I will give a half-hour talk this Sunday, 26 June, at 5pm in St John’s Church, Princes Street. Admittance is free and wine will be served in return for donations.
In August 1792, as revolutionary crowds stormed the Tuileries and
France became a republic, the Reverend Daniel Sandford arrived in the
New Town from Oxford University, and advertised for pupils ‘whose
education in the Classics he will superintend, paying particular
attention to the Grammar and Pronunciation of the English Language.’
In 1818, now Bishop of Edinburgh, Sandford built St John’s Church,
where he ministered until his death in 1830. His ideology seems
strange to us now, and was old-fashioned even to early Victorians. Yet
his unique message, which married gospel truth with enlightenment
optimism, made him an important role model and inspiration to build a
better world to his influential New Town congregation.

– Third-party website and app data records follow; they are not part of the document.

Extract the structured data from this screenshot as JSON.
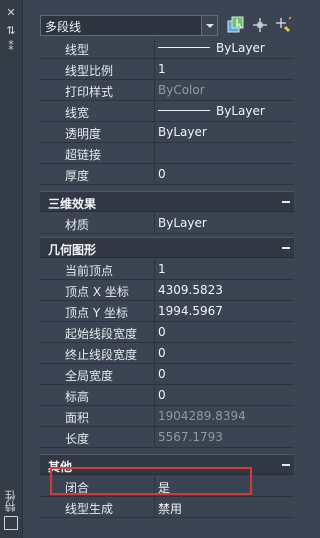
{
  "toolbar": {
    "object_type": "多段线",
    "icons": [
      "select-objects-icon",
      "pickadd-icon",
      "quick-select-icon"
    ]
  },
  "side": {
    "vertical_label": "特性"
  },
  "general": {
    "rows": [
      {
        "label": "线型",
        "value": "ByLayer",
        "has_line": true
      },
      {
        "label": "线型比例",
        "value": "1"
      },
      {
        "label": "打印样式",
        "value": "ByColor",
        "dim": true
      },
      {
        "label": "线宽",
        "value": "ByLayer",
        "has_line": true
      },
      {
        "label": "透明度",
        "value": "ByLayer"
      },
      {
        "label": "超链接",
        "value": ""
      },
      {
        "label": "厚度",
        "value": "0"
      }
    ]
  },
  "sections": {
    "effects": {
      "title": "三维效果",
      "rows": [
        {
          "label": "材质",
          "value": "ByLayer"
        }
      ]
    },
    "geometry": {
      "title": "几何图形",
      "rows": [
        {
          "label": "当前顶点",
          "value": "1"
        },
        {
          "label": "顶点 X 坐标",
          "value": "4309.5823"
        },
        {
          "label": "顶点 Y 坐标",
          "value": "1994.5967"
        },
        {
          "label": "起始线段宽度",
          "value": "0"
        },
        {
          "label": "终止线段宽度",
          "value": "0"
        },
        {
          "label": "全局宽度",
          "value": "0"
        },
        {
          "label": "标高",
          "value": "0"
        },
        {
          "label": "面积",
          "value": "1904289.8394",
          "dim": true
        },
        {
          "label": "长度",
          "value": "5567.1793",
          "dim": true
        }
      ]
    },
    "misc": {
      "title": "其他",
      "rows": [
        {
          "label": "闭合",
          "value": "是"
        },
        {
          "label": "线型生成",
          "value": "禁用"
        }
      ]
    }
  }
}
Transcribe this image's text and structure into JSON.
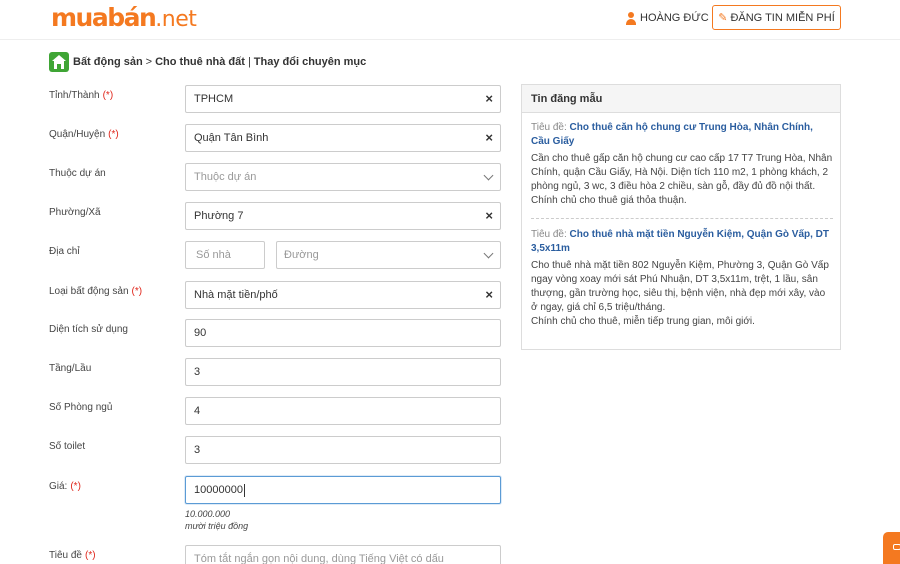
{
  "header": {
    "logo_main": "muabán",
    "logo_tld": ".net",
    "user_name": "HOÀNG ĐỨC",
    "post_button": "ĐĂNG TIN MIỄN PHÍ"
  },
  "breadcrumb": {
    "items": [
      "Bất động sản",
      "Cho thuê nhà đất"
    ],
    "separator_1": ">",
    "separator_2": "|",
    "action": "Thay đổi chuyên mục"
  },
  "form": {
    "required_mark": "(*)",
    "province": {
      "label": "Tỉnh/Thành",
      "value": "TPHCM"
    },
    "district": {
      "label": "Quận/Huyện",
      "value": "Quận Tân Bình"
    },
    "project": {
      "label": "Thuộc dự án",
      "placeholder": "Thuộc dự án"
    },
    "ward": {
      "label": "Phường/Xã",
      "value": "Phường 7"
    },
    "address": {
      "label": "Địa chỉ",
      "house_placeholder": "Số nhà",
      "street_placeholder": "Đường"
    },
    "property_type": {
      "label": "Loại bất động sản",
      "value": "Nhà mặt tiền/phố"
    },
    "area": {
      "label": "Diện tích sử dụng",
      "value": "90"
    },
    "floors": {
      "label": "Tầng/Lầu",
      "value": "3"
    },
    "bedrooms": {
      "label": "Số Phòng ngủ",
      "value": "4"
    },
    "toilets": {
      "label": "Số toilet",
      "value": "3"
    },
    "price": {
      "label": "Giá:",
      "value": "10000000",
      "formatted": "10.000.000",
      "in_words": "mười triệu đồng"
    },
    "title": {
      "label": "Tiêu đề",
      "placeholder": "Tóm tắt ngắn gọn nội dung, dùng Tiếng Việt có dấu"
    }
  },
  "sample_panel": {
    "title": "Tin đăng mẫu",
    "title_prefix": "Tiêu đề:",
    "samples": [
      {
        "title": "Cho thuê căn hộ chung cư Trung Hòa, Nhân Chính, Cầu Giấy",
        "body": "Cần cho thuê gấp căn hộ chung cư cao cấp 17 T7 Trung Hòa, Nhân Chính, quận Cầu Giấy, Hà Nội. Diện tích 110 m2, 1 phòng khách, 2 phòng ngủ, 3 wc, 3 điều hòa 2 chiều, sàn gỗ, đầy đủ đồ nội thất. Chính chủ cho thuê giá thỏa thuận."
      },
      {
        "title": "Cho thuê nhà mặt tiền Nguyễn Kiệm, Quận Gò Vấp, DT 3,5x11m",
        "body": "Cho thuê nhà mặt tiền 802 Nguyễn Kiệm, Phường 3, Quận Gò Vấp ngay vòng xoay mới sát Phú Nhuận, DT 3,5x11m, trệt, 1 lầu, sân thượng, gần trường học, siêu thị, bệnh viện, nhà đẹp mới xây, vào ở ngay, giá chỉ 6,5 triệu/tháng.",
        "body_2": "Chính chủ cho thuê, miễn tiếp trung gian, môi giới."
      }
    ]
  },
  "colors": {
    "brand_orange": "#f47920",
    "link_blue": "#2a5d9f",
    "required_red": "#e0261b",
    "home_green": "#3fa535"
  }
}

This half-hour talk, first given at the Modern British History Network Conference, takes you back 200 years into the mindset which shaped the architecture and liturgy of our church. It will be followed by a short time for discussion, and at 6pm by a chance to experience that architecture and liturgy, at choral evensong.